— WHAT NEEDS TO BE DONE —
Give every line of the data again, exactly as it is written.

— ENTRIES SHOWN —
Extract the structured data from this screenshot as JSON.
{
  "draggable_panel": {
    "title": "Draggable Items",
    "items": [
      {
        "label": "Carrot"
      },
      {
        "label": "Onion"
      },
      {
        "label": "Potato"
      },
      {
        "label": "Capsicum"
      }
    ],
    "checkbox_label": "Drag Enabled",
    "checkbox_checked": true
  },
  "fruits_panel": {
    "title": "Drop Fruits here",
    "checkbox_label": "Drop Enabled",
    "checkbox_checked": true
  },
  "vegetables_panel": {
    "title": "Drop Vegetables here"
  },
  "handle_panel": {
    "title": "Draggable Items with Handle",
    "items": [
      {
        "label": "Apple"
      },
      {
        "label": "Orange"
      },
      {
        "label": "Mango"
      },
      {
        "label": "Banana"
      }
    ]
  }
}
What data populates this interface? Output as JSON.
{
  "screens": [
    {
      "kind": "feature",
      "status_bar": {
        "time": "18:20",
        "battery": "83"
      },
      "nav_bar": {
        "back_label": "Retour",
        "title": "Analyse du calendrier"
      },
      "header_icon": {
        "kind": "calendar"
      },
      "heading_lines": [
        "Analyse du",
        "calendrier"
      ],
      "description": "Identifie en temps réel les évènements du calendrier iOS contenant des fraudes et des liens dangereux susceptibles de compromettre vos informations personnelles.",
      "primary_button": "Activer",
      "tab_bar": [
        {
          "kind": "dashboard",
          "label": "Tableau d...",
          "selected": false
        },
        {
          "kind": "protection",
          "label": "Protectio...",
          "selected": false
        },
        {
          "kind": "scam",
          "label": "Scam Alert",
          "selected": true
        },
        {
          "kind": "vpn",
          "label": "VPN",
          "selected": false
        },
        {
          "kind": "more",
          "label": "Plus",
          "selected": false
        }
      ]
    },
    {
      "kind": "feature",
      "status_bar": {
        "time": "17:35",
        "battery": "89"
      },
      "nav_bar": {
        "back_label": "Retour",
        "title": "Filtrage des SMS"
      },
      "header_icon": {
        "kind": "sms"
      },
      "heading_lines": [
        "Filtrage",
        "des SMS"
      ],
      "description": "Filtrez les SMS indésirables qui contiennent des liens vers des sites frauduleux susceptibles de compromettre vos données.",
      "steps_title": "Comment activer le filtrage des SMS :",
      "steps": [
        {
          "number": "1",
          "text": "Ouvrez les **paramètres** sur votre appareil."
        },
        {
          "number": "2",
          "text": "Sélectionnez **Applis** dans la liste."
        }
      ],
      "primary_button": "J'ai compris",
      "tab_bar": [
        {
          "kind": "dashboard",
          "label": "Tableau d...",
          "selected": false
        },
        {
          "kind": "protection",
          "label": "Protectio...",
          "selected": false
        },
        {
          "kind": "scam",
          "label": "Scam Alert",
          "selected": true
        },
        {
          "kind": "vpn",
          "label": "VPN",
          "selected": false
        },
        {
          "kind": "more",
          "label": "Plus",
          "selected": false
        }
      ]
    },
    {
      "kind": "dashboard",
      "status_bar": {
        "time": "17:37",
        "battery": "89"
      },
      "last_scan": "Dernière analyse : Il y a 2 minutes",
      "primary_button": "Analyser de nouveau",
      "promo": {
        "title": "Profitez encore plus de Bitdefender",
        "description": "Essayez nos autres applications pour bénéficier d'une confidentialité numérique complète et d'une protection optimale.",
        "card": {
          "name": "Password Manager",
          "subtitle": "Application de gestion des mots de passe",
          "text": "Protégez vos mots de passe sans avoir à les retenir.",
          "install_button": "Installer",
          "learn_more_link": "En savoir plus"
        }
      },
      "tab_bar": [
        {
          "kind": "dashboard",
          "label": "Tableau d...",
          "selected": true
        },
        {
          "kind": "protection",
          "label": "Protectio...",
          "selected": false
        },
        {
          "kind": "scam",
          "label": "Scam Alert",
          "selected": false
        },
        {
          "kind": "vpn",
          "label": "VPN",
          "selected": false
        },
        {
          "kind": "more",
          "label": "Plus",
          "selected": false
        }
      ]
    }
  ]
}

— OUTPUT OF THE EXERCISE —
Extract the structured data from this screenshot as JSON.
{
  "draggable_panel": {
    "title": "Draggable Items",
    "items": [
      {
        "label": "Carrot"
      },
      {
        "label": "Onion"
      },
      {
        "label": "Potato"
      },
      {
        "label": "Capsicum"
      }
    ],
    "checkbox_label": "Drag Enabled",
    "checkbox_checked": true
  },
  "fruits_panel": {
    "title": "Drop Fruits here",
    "checkbox_label": "Drop Enabled",
    "checkbox_checked": true
  },
  "vegetables_panel": {
    "title": "Drop Vegetables here"
  },
  "handle_panel": {
    "title": "Draggable Items with Handle",
    "items": [
      {
        "label": "Apple"
      },
      {
        "label": "Orange"
      },
      {
        "label": "Mango"
      },
      {
        "label": "Banana"
      }
    ]
  }
}
What data populates this interface? Output as JSON.
{
  "screens": [
    {
      "kind": "feature",
      "status_bar": {
        "time": "18:20",
        "battery": "83"
      },
      "nav_bar": {
        "back_label": "Retour",
        "title": "Analyse du calendrier"
      },
      "header_icon": {
        "kind": "calendar"
      },
      "heading_lines": [
        "Analyse du",
        "calendrier"
      ],
      "description": "Identifie en temps réel les évènements du calendrier iOS contenant des fraudes et des liens dangereux susceptibles de compromettre vos informations personnelles.",
      "primary_button": "Activer",
      "tab_bar": [
        {
          "kind": "dashboard",
          "label": "Tableau d...",
          "selected": false
        },
        {
          "kind": "protection",
          "label": "Protectio...",
          "selected": false
        },
        {
          "kind": "scam",
          "label": "Scam Alert",
          "selected": true
        },
        {
          "kind": "vpn",
          "label": "VPN",
          "selected": false
        },
        {
          "kind": "more",
          "label": "Plus",
          "selected": false
        }
      ]
    },
    {
      "kind": "feature",
      "status_bar": {
        "time": "17:35",
        "battery": "89"
      },
      "nav_bar": {
        "back_label": "Retour",
        "title": "Filtrage des SMS"
      },
      "header_icon": {
        "kind": "sms"
      },
      "heading_lines": [
        "Filtrage",
        "des SMS"
      ],
      "description": "Filtrez les SMS indésirables qui contiennent des liens vers des sites frauduleux susceptibles de compromettre vos données.",
      "steps_title": "Comment activer le filtrage des SMS :",
      "steps": [
        {
          "number": "1",
          "text": "Ouvrez les **paramètres** sur votre appareil."
        },
        {
          "number": "2",
          "text": "Sélectionnez **Applis** dans la liste."
        }
      ],
      "primary_button": "J'ai compris",
      "tab_bar": [
        {
          "kind": "dashboard",
          "label": "Tableau d...",
          "selected": false
        },
        {
          "kind": "protection",
          "label": "Protectio...",
          "selected": false
        },
        {
          "kind": "scam",
          "label": "Scam Alert",
          "selected": true
        },
        {
          "kind": "vpn",
          "label": "VPN",
          "selected": false
        },
        {
          "kind": "more",
          "label": "Plus",
          "selected": false
        }
      ]
    },
    {
      "kind": "dashboard",
      "status_bar": {
        "time": "17:37",
        "battery": "89"
      },
      "last_scan": "Dernière analyse : Il y a 2 minutes",
      "primary_button": "Analyser de nouveau",
      "promo": {
        "title": "Profitez encore plus de Bitdefender",
        "description": "Essayez nos autres applications pour bénéficier d'une confidentialité numérique complète et d'une protection optimale.",
        "card": {
          "name": "Password Manager",
          "subtitle": "Application de gestion des mots de passe",
          "text": "Protégez vos mots de passe sans avoir à les retenir.",
          "install_button": "Installer",
          "learn_more_link": "En savoir plus"
        }
      },
      "tab_bar": [
        {
          "kind": "dashboard",
          "label": "Tableau d...",
          "selected": true
        },
        {
          "kind": "protection",
          "label": "Protectio...",
          "selected": false
        },
        {
          "kind": "scam",
          "label": "Scam Alert",
          "selected": false
        },
        {
          "kind": "vpn",
          "label": "VPN",
          "selected": false
        },
        {
          "kind": "more",
          "label": "Plus",
          "selected": false
        }
      ]
    }
  ]
}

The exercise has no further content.